“Pervasive games” are games that make use of technology in order to create a game space in the physical space. The ordinary world as we know it, is subjected to the rules of the game, its logic, goals, rules and story. The player interacts with objects from the real world – objects that gain new meaning in the game universe. And finally, the player’s body and the surrounding physical environment plays an important role in pervasive games.
Play does not belong in a specific place – and thereby said: It belongs everywhere: At Playgrounds, on the sidewalks, after-school centers, at residential homes for elderly people, in virtual spaces or at the playing fields.
When speaking of game universes within digital games, experts may think of Cyrodiil (Oblivion), Azeroth (World of Warcraft) or Monkey Island (Monkey Island). Few people, however, think of Jernbanegade in Odense, The Open Air Museum or the lawn at home. But these areas and facilities may set the gaming scenes of the future. The world around you becomes a stage!
By using technologies that “know” where they are located (GPS, RFID, laser range finders, Wi-Fi or the like), the players’ position, movements, routes and speed becomes important in future digital games. It provides the possibility of combining the best from the physical and the virtual world in a whole new type of game.
New possibilities require new knowledge. Which types of games will be viable and exciting to transfer to these hybrid spaces between games and geranium? What does it take for the players’ encounter with the physical location to bring that extra dimension to the game – also seen from an experience-related point of view?
At the Center for Playware we had a Ph.D project that studied exactly what happens when the digital games enters the physical space – also known as “pervasive games”.
The project examined how both the virtual and the physical space interacts during the games, and what this means for the player’s perception of the game. There is a need for a thorough understanding of this interaction, or maybe even to break up the concepts entirely, thereby finding new concepts that support the development of interesting games across spaces.
When the players enter the streets, they follow the goal, rules and story of the game. The players perceive their surroundings through game optics. This brings about interesting possibilities, not only for game enthusiasts, but also for tourists, newcomers or for those interested in architecture and history for example. To be able to make use of this possibility, we need to gain knowledge and experience of how the rules of a game, its goals and stories influences the perception of the physical surroundings.

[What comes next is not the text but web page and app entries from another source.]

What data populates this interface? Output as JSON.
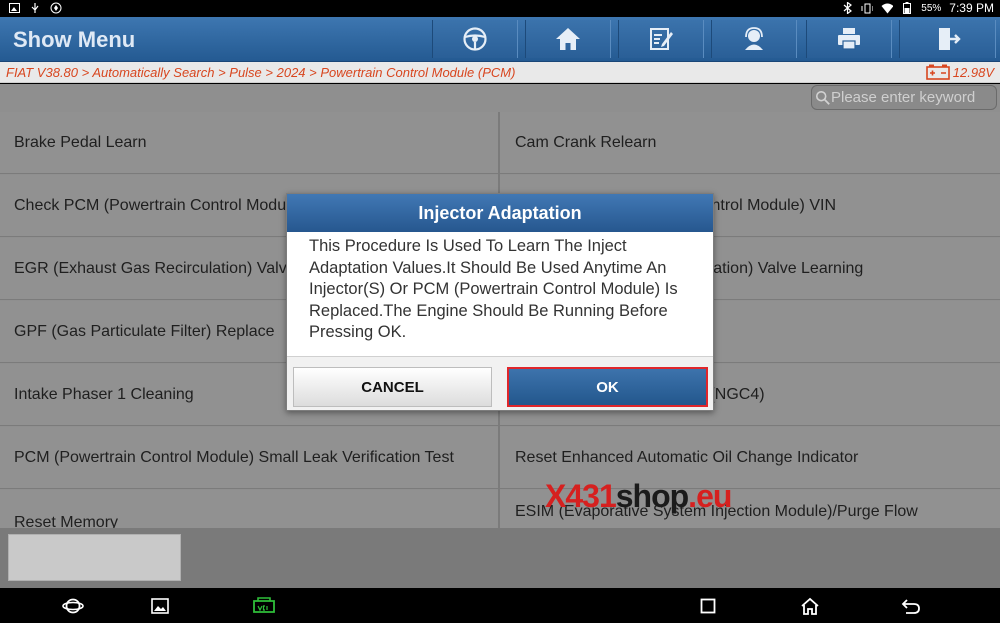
{
  "status_bar": {
    "battery": "55%",
    "time": "7:39 PM"
  },
  "header": {
    "title": "Show Menu",
    "tools": [
      "steering-wheel-icon",
      "home-icon",
      "edit-icon",
      "user-support-icon",
      "print-icon",
      "exit-icon"
    ]
  },
  "breadcrumb": {
    "path": "FIAT V38.80 > Automatically Search > Pulse > 2024 > Powertrain Control Module (PCM)",
    "voltage": "12.98V"
  },
  "search": {
    "placeholder": "Please enter keyword"
  },
  "functions": {
    "rows": [
      [
        "Brake Pedal Learn",
        "Cam Crank Relearn"
      ],
      [
        "Check PCM (Powertrain Control Module) VIN",
        "Check PCM (Powertrain Control Module) VIN"
      ],
      [
        "EGR (Exhaust Gas Recirculation) Valve Learning",
        "EGR (Exhaust Gas Recirculation) Valve Learning"
      ],
      [
        "GPF (Gas Particulate Filter) Replace",
        ""
      ],
      [
        "Intake Phaser 1 Cleaning",
        "Electronic Throttle Control) (NGC4)"
      ],
      [
        "PCM (Powertrain Control Module) Small Leak Verification Test",
        "Reset Enhanced Automatic Oil Change Indicator"
      ],
      [
        "Reset Memory",
        "ESIM (Evaporative System Injection Module)/Purge Flow"
      ]
    ]
  },
  "watermark": {
    "x": "X431",
    "shop": "shop",
    "eu": ".eu"
  },
  "dialog": {
    "title": "Injector Adaptation",
    "message": "This Procedure Is Used To Learn The Inject Adaptation Values.It Should Be Used Anytime An Injector(S) Or PCM (Powertrain Control Module) Is Replaced.The Engine Should Be Running Before Pressing OK.",
    "cancel_label": "CANCEL",
    "ok_label": "OK"
  },
  "colors": {
    "header_blue": "#2f66a0",
    "accent_red": "#d8461f",
    "ok_border": "#e0262b"
  }
}
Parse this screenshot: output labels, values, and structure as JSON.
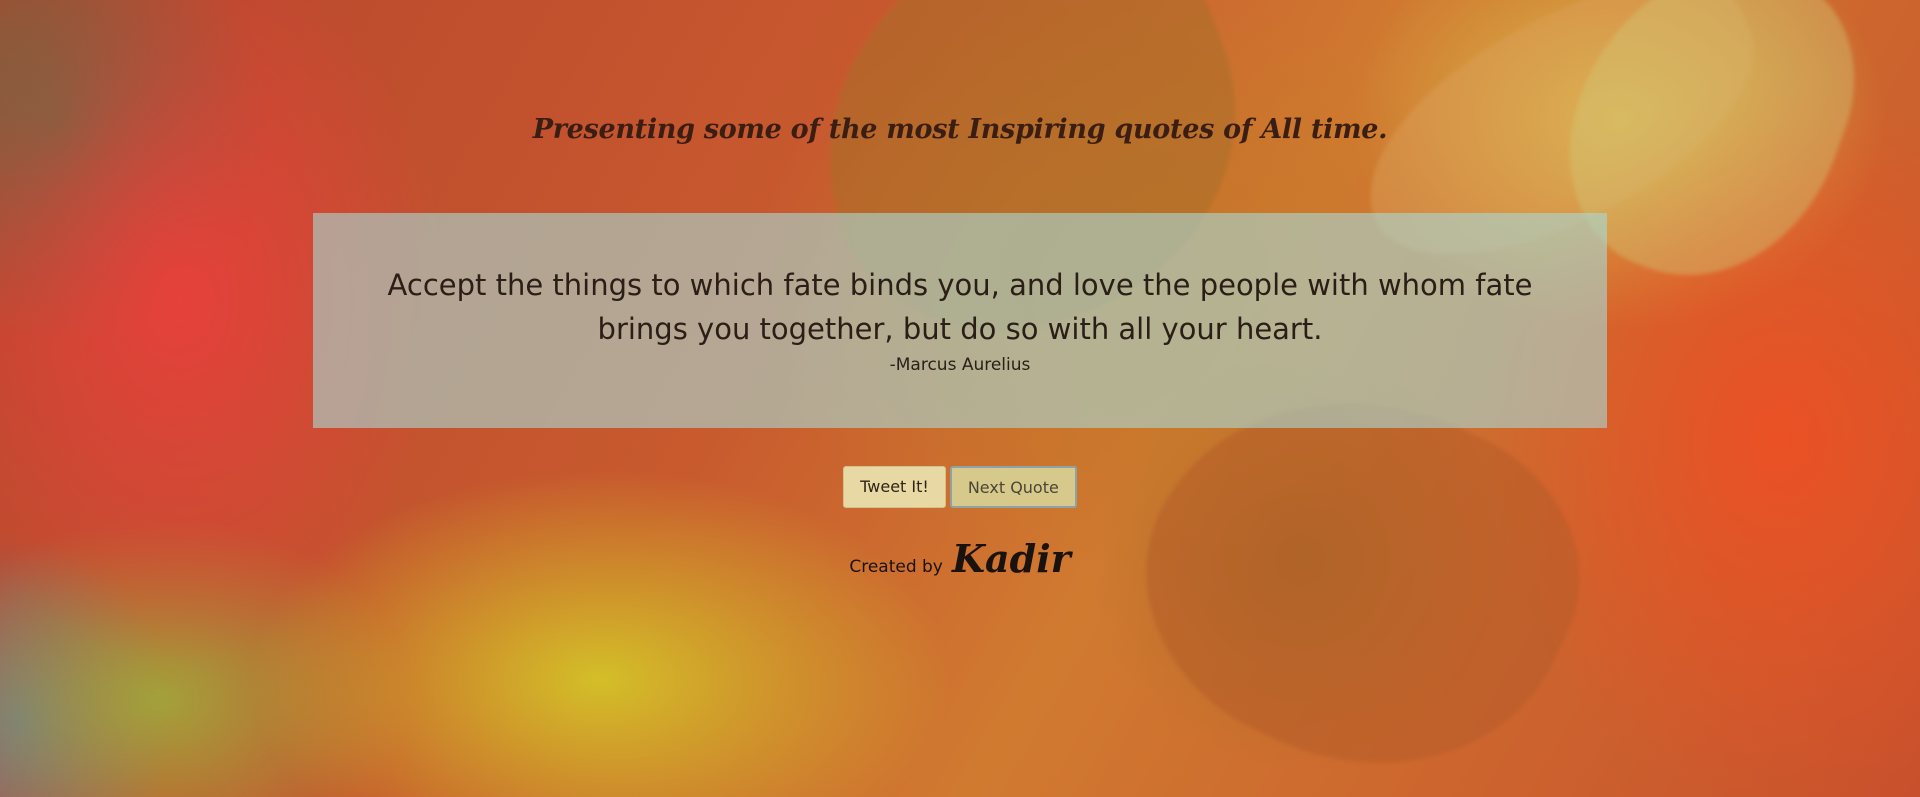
{
  "header": {
    "title": "Presenting some of the most Inspiring quotes of All time."
  },
  "quote": {
    "text": "Accept the things to which fate binds you, and love the people with whom fate brings you together, but do so with all your heart.",
    "author": "-Marcus Aurelius"
  },
  "actions": {
    "tweet_label": "Tweet It!",
    "next_label": "Next Quote"
  },
  "footer": {
    "created_by_label": "Created by",
    "author_name": "Kadir"
  },
  "colors": {
    "quote_box_bg": "#aad7d2",
    "tweet_button_bg": "#e8d9a4",
    "next_button_bg": "#d7c98c",
    "text_dark": "#2a1e16"
  }
}
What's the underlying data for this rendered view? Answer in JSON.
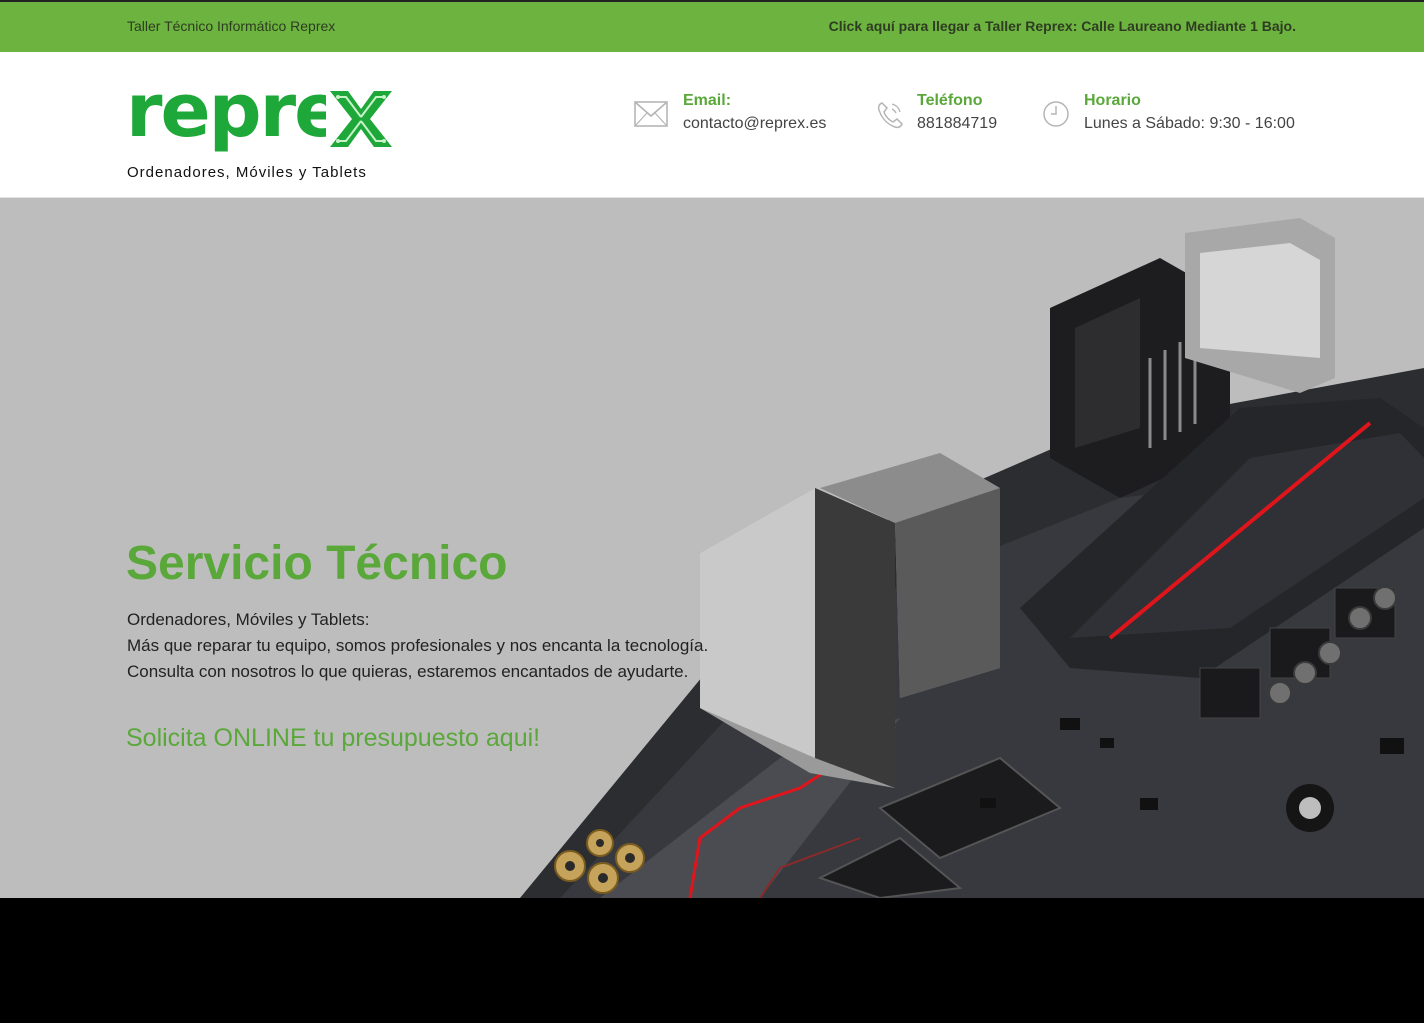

It is challenging to find the level of how close the game must be connected to the physical surroundings. The players state that a game becomes pointless if there is “no reason why they are out in the streets”. This speaks in favor of establishing a close connection to the gamers’ surroundings. On the other hand, games that are based on one location, e.g. in the monastery garden behind the church of St. Knud in Odense, cannot immediately be moved to a new location without a game producer changing the game. The game loses its mobility, which can be one of the reasons why pervasive games have not hit the civil market yet.
The players’ experience is central to the survey, because it is really the experience that is sold when a digital game is handed over the counter or is downloaded.
The project casts light upon the role of the physical surroundings and the players, together, in a number of pervasive games. That is, how the games are perceived by the players, and what it takes to add meaning to the players’ encounter with the physical surroundings. As a part of the project, the game “Sara’s visions” has been developed in cooperation with the company DJEEO (www.djeeo.dk). It is now possible to play the game at Odense Central Library – and, of course, in the streets of Odense.
The project has received financial support from Development Forum Odense and the municipality of Odense.
The Ph.D project is a part of the research project Serious Games on a Global Market.
Please contact PhD student Stine Ejsing-Duun for more information on the project ( or ).